machine tools for cutting metals, because when heated by the
frictional resistance of the cut, they approximately return to their
original condition of hardness. But makers generally forbid the
heating of the tool at any time beyond a bright cherry red,
which is about 1500° to 1550° F. Now the higher we can allow
the steel to be heated during forging, so much higher proportion-
ally can it be allowed to overheat when cutting without drawing
the temper, a fact which has led to the introduction by the
Bethlehem Co. of cutting steel made on the Taylor-White
process, where the higher permissible overheat gives increased
value to the speed or the cut as may be desired. In this process
the composition of the steel may be as follows :—


I to 6 %

i to 6 %

•85 tO  2%

but the best results are obtainable when there is—

i % Chromium with 4 % Tungsten ;
or? as an alternative,

i% Chromium with 2% Molybdenum;
or, as a further choice,

i% Chromium, with
2% Tungsten, and with
i% Molybdenum,

the proportion of carbon within the limits given being immaterial.
In addition to careful composition, the steel must receive a
special treatment, which consists of raising the temperature (say
during forging) to between 1500° and 1700° F., the surface being
protected with powdered slag, then (after forging) letting down
rapidly, though steadily, by placing in a bath of lead till a
temperature of 1240° F. is reached It is important that not the
least rise of temperature be allowed at this stage, however brief.
The heat should now be suffered to remain at between 700° and
1240° for the space of about five minutes, which may be done
while cutting if desired; and with steel thus made and treated, a
cutting speed of 150 feet per min. is easily practicable.

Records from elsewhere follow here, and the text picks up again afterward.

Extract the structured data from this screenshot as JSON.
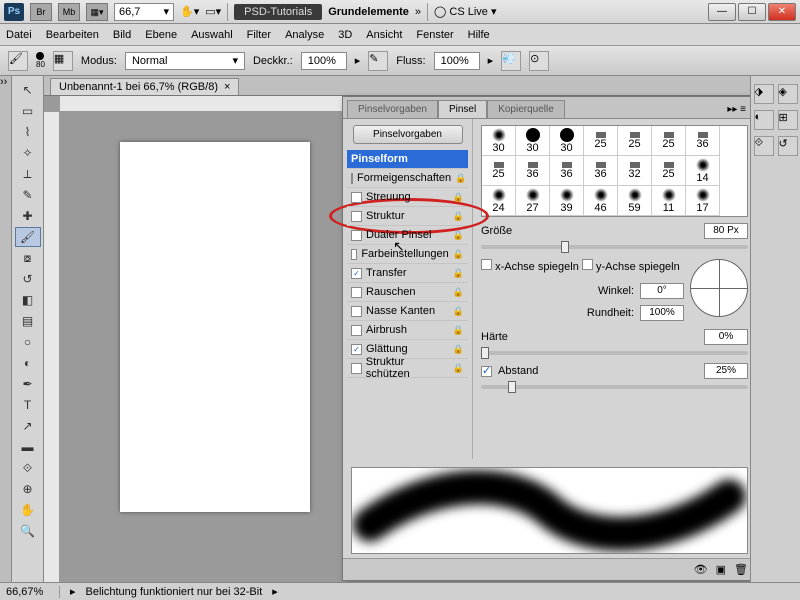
{
  "titlebar": {
    "ps": "Ps",
    "br": "Br",
    "mb": "Mb",
    "zoom": "66,7",
    "arrows": "»",
    "chip1": "PSD-Tutorials",
    "chip2": "Grundelemente",
    "cslive": "CS Live"
  },
  "menu": [
    "Datei",
    "Bearbeiten",
    "Bild",
    "Ebene",
    "Auswahl",
    "Filter",
    "Analyse",
    "3D",
    "Ansicht",
    "Fenster",
    "Hilfe"
  ],
  "optbar": {
    "brush_size": "80",
    "modus_label": "Modus:",
    "modus_value": "Normal",
    "deckk_label": "Deckkr.:",
    "deckk_value": "100%",
    "fluss_label": "Fluss:",
    "fluss_value": "100%"
  },
  "doc_tab": "Unbenannt-1 bei 66,7% (RGB/8)",
  "panel": {
    "tabs": [
      "Pinselvorgaben",
      "Pinsel",
      "Kopierquelle"
    ],
    "preset_btn": "Pinselvorgaben",
    "rows": [
      {
        "label": "Pinselform",
        "sel": true,
        "cb": null
      },
      {
        "label": "Formeigenschaften",
        "cb": false
      },
      {
        "label": "Streuung",
        "cb": false
      },
      {
        "label": "Struktur",
        "cb": false
      },
      {
        "label": "Dualer Pinsel",
        "cb": false
      },
      {
        "label": "Farbeinstellungen",
        "cb": false
      },
      {
        "label": "Transfer",
        "cb": true
      },
      {
        "label": "Rauschen",
        "cb": false
      },
      {
        "label": "Nasse Kanten",
        "cb": false
      },
      {
        "label": "Airbrush",
        "cb": false
      },
      {
        "label": "Glättung",
        "cb": true
      },
      {
        "label": "Struktur schützen",
        "cb": false
      }
    ],
    "tips": [
      [
        "30",
        "30",
        "30",
        "25",
        "25",
        "25",
        "36"
      ],
      [
        "25",
        "36",
        "36",
        "36",
        "32",
        "25",
        "14"
      ],
      [
        "24",
        "27",
        "39",
        "46",
        "59",
        "11",
        "17"
      ]
    ],
    "size_label": "Größe",
    "size_value": "80 Px",
    "flipx": "x-Achse spiegeln",
    "flipy": "y-Achse spiegeln",
    "angle_label": "Winkel:",
    "angle_value": "0°",
    "round_label": "Rundheit:",
    "round_value": "100%",
    "hardness_label": "Härte",
    "hardness_value": "0%",
    "spacing_label": "Abstand",
    "spacing_value": "25%"
  },
  "status": {
    "zoom": "66,67%",
    "msg": "Belichtung funktioniert nur bei 32-Bit"
  }
}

The
outer surface is generally damaged in heating, and should be
ground off.